Last week I did a Oaxacan mole pizza: http://chowhound.chow.com/topics/736070 See my final post, at the bottom, for the pie I finally wound up making (it was great!).
This week, I'm thinking huitlacoche. Problem is, while I've eaten a ton of the stuff, I've never cooked with it, never bought it, know nothing about it except that it's corn smutty goodness.
Mexicans ONLY use it in quesadillas. Would it be a mistake to put it on a pizza (i.e. high heat for relatively long period)? Do I just buy it in a jar and spoon it on? Are there moisture or dryness issues?
Also, where do you buy the stuff, anyway? Is there a good brand?
I should note, as I did last week, that the pizza will be made with conventional dough in a conventional professional pizza oven (inside a pizzeria, in fact).
I enjoyed fresh huitlacoche mostly in enchiladas and casseroles when I lived in D.F.
One of few fresh-frozen stateside growers is Roy Burns in Groveland, FL. 352-429-4048. He is quite a character if you catch him when he is not in the fields. He sells 10 lb. minimum orders for $16/lb. plus shipping, mostly to restaurant suppliers. The nearest to you is Balder Specialty foods in the Bronx, 718-304-4521.
Roy infects his crop with spores at a strategic point in it's growth, and October is one of his cycles. He has experimented with canning and jarring but he says he has to add too much water for canning, so frozen is the best you can do. As for canned brands, Goya sells it in 7 oz. cans for about $4. The extra wetness may actually hold up well during pizza cooking.
I enjoyed your quasi-Oaxacan mole pizza thread and photo, keep up with the experiments. I hope you do a meat eater version sometime.
The huitlacoche would meld well with your roasted corn. I would back off on the chipotles unless you would serve a habanero with a perigord truffle. Huitlacoche is a mild flavor.
Great info, Veggo, thanks so much. Yeah, would take me a good while to work off 10 lbs of huitlacoche!!!
I don't mind the veg restriction. First, creativity thrives under restriction, so I say "bring it on!" Second, I've always felt that meat in pizza is a kludge.
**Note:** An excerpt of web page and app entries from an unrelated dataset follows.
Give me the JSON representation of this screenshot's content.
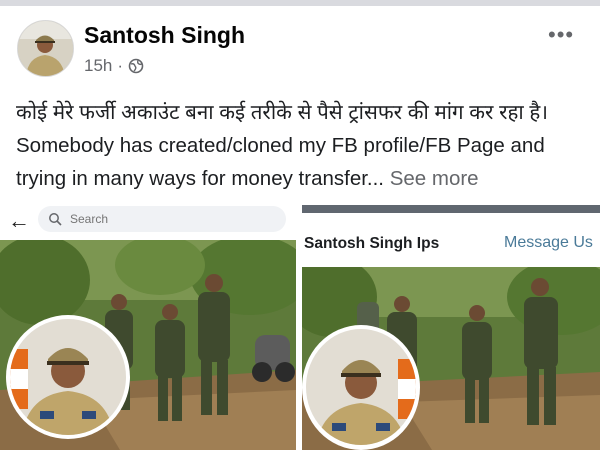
{
  "post": {
    "author": "Santosh Singh",
    "time": "15h",
    "more_label": "•••",
    "text_hindi": "कोई मेरे फर्जी अकाउंट बना कई तरीके से पैसे ट्रांसफर की मांग कर रहा है। ",
    "text_english": "Somebody has created/cloned my FB profile/FB Page and trying in many ways for money transfer... ",
    "see_more": "See more"
  },
  "left_screenshot": {
    "back_icon": "back-arrow-icon",
    "search_placeholder": "Search"
  },
  "right_screenshot": {
    "page_name": "Santosh Singh Ips",
    "message_label": "Message Us"
  },
  "colors": {
    "secondary_text": "#65676b",
    "message_link": "#4a7a98",
    "top_bar": "#606770"
  }
}
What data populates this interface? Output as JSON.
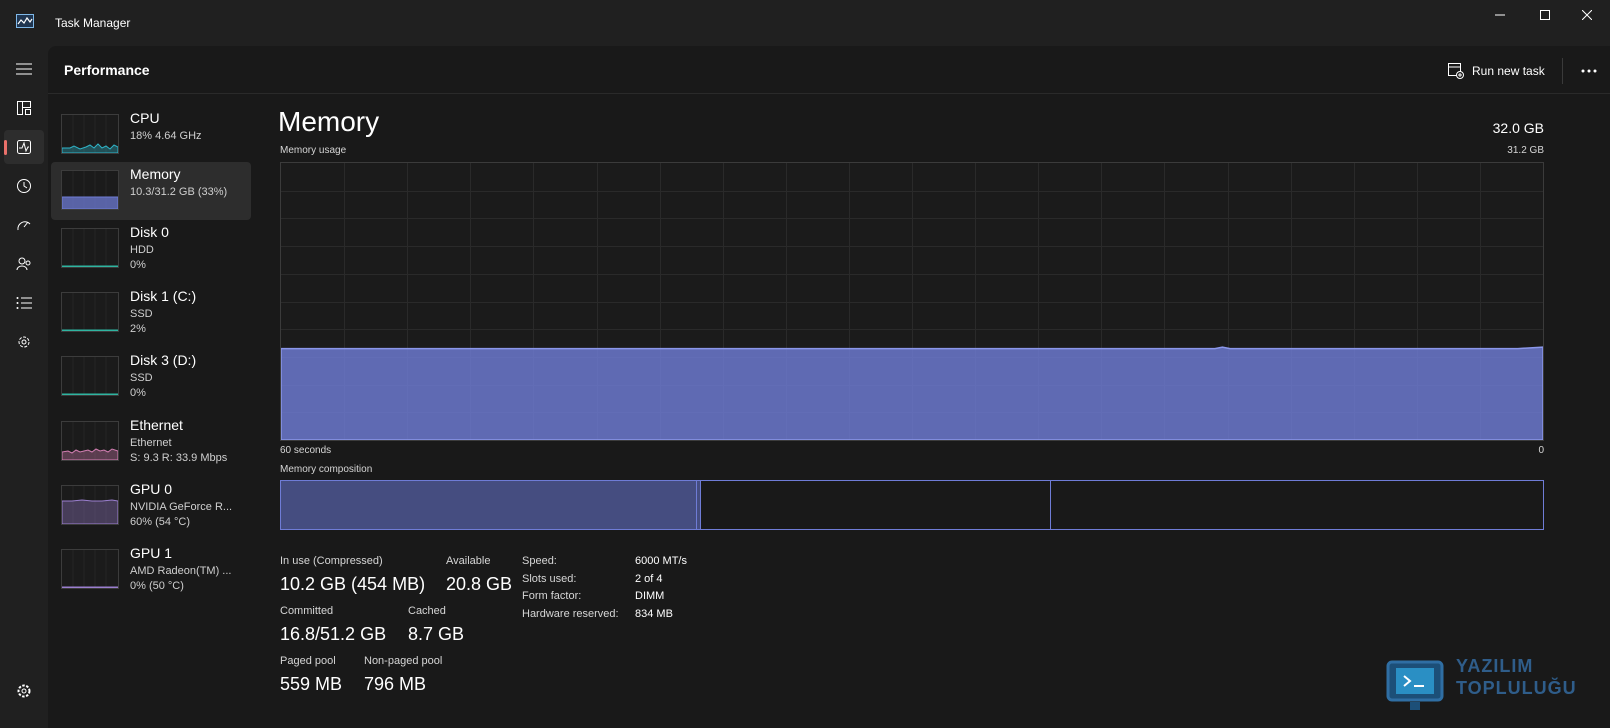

And unnecessary, since the cheese offers protein. Not that I don't love a great sausage or meatball pie, but when I have such pizza, it actually seems less like pizza to me than...idunno....an open hero or something. It's a fundamental change.
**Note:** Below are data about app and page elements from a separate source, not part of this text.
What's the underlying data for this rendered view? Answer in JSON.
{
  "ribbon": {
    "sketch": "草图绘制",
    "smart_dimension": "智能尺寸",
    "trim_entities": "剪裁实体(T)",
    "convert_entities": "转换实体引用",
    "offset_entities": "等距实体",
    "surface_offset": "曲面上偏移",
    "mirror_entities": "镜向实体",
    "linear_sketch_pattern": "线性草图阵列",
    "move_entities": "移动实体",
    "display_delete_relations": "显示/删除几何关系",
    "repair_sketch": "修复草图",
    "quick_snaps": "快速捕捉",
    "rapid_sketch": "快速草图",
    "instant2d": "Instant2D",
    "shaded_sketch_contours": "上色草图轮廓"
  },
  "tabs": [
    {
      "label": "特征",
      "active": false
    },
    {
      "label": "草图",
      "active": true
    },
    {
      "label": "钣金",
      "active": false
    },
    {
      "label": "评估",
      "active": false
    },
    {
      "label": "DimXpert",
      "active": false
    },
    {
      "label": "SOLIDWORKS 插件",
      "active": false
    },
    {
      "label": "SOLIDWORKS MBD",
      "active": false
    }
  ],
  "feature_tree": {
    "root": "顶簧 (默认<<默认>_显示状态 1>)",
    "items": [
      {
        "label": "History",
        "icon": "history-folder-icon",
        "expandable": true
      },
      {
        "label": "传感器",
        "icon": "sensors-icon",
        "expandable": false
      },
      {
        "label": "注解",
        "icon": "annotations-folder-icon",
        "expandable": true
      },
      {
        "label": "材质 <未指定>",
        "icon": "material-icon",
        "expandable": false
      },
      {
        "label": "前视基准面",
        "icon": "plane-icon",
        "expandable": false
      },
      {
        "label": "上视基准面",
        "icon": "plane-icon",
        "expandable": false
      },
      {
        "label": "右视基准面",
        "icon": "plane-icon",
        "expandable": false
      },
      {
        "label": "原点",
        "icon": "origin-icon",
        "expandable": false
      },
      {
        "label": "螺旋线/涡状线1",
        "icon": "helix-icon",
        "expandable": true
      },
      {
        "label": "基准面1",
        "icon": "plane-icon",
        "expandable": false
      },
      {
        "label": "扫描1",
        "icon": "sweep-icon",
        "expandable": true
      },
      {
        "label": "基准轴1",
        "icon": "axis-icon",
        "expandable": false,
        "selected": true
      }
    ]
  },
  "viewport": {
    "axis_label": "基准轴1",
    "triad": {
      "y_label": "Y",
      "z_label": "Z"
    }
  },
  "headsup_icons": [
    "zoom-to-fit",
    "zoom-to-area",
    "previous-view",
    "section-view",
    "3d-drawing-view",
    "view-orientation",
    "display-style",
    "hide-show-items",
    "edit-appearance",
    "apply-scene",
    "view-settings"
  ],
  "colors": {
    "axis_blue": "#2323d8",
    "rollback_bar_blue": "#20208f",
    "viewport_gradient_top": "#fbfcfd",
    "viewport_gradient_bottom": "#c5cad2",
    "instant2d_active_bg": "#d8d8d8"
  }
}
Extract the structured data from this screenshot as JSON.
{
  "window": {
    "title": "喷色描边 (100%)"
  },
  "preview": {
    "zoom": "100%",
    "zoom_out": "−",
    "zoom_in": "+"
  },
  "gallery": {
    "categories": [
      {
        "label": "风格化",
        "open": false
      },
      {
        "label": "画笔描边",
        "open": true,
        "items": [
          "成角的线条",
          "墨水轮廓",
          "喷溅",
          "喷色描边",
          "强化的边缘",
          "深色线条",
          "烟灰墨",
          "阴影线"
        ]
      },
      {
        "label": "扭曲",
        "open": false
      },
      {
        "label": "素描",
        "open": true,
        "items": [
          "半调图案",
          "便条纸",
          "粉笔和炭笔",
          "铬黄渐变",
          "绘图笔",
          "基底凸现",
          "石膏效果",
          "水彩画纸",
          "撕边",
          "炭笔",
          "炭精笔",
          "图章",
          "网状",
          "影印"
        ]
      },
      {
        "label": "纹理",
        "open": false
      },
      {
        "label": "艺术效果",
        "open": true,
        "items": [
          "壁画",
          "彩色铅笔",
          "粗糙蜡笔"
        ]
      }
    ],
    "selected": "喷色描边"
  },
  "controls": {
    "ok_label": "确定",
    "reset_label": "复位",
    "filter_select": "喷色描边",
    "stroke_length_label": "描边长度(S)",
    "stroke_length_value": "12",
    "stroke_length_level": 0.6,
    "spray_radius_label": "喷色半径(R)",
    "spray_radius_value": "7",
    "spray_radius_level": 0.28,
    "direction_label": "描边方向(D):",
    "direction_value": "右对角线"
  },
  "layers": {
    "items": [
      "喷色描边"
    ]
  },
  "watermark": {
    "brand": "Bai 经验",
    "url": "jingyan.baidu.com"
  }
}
Agreed no chipotles with the huitlacoche. But a bit of jalapeno might be good, to counterpoint the mexican white cheese and offer that greenish, verdant, peppery flavor as well as spice. I've had it that way in DF.
What else on the huitlacoche pie? I've got a fantasy about adding shiso leaves just after it comes out of the oven, but it just sounds so precious and jive/fusiony. I'd love to find a way to work a subliminal bit of warm/sweet maple into that mix....if I can find a way to do it real subtly (obviously not detectably sweet). Maple + huitlacoche for some reason rings a bell (though, again, in like a one-to-one-hundred ratio).
Dear Veggo please tell us, and further impel us, into beauties of corn smut et al.
I've known long of the rapture of this fungal encapture, but I've just never et' it.... my wrong
If I start with the canned, will I find it so bland,
that I question the cult 'round huitlacoche?
I'm for tasting each fungus among us
But I lack your acumen and skill
of the foodstuffs that grow
as Equator we go.
We Okies don't do 'quators, still.
So give hint, maybe song
I don't wanna do fungus that's wrong.
white onions, epazote, cilantro, and cotija cheese and a fried egg or two on top?
or squash blossoms, cherry tomatoes, onions, chiles, garlic, cumin and chevre?
or portabello mushrooms, roasted corn, garlic onions, dill, and ricotta cheese?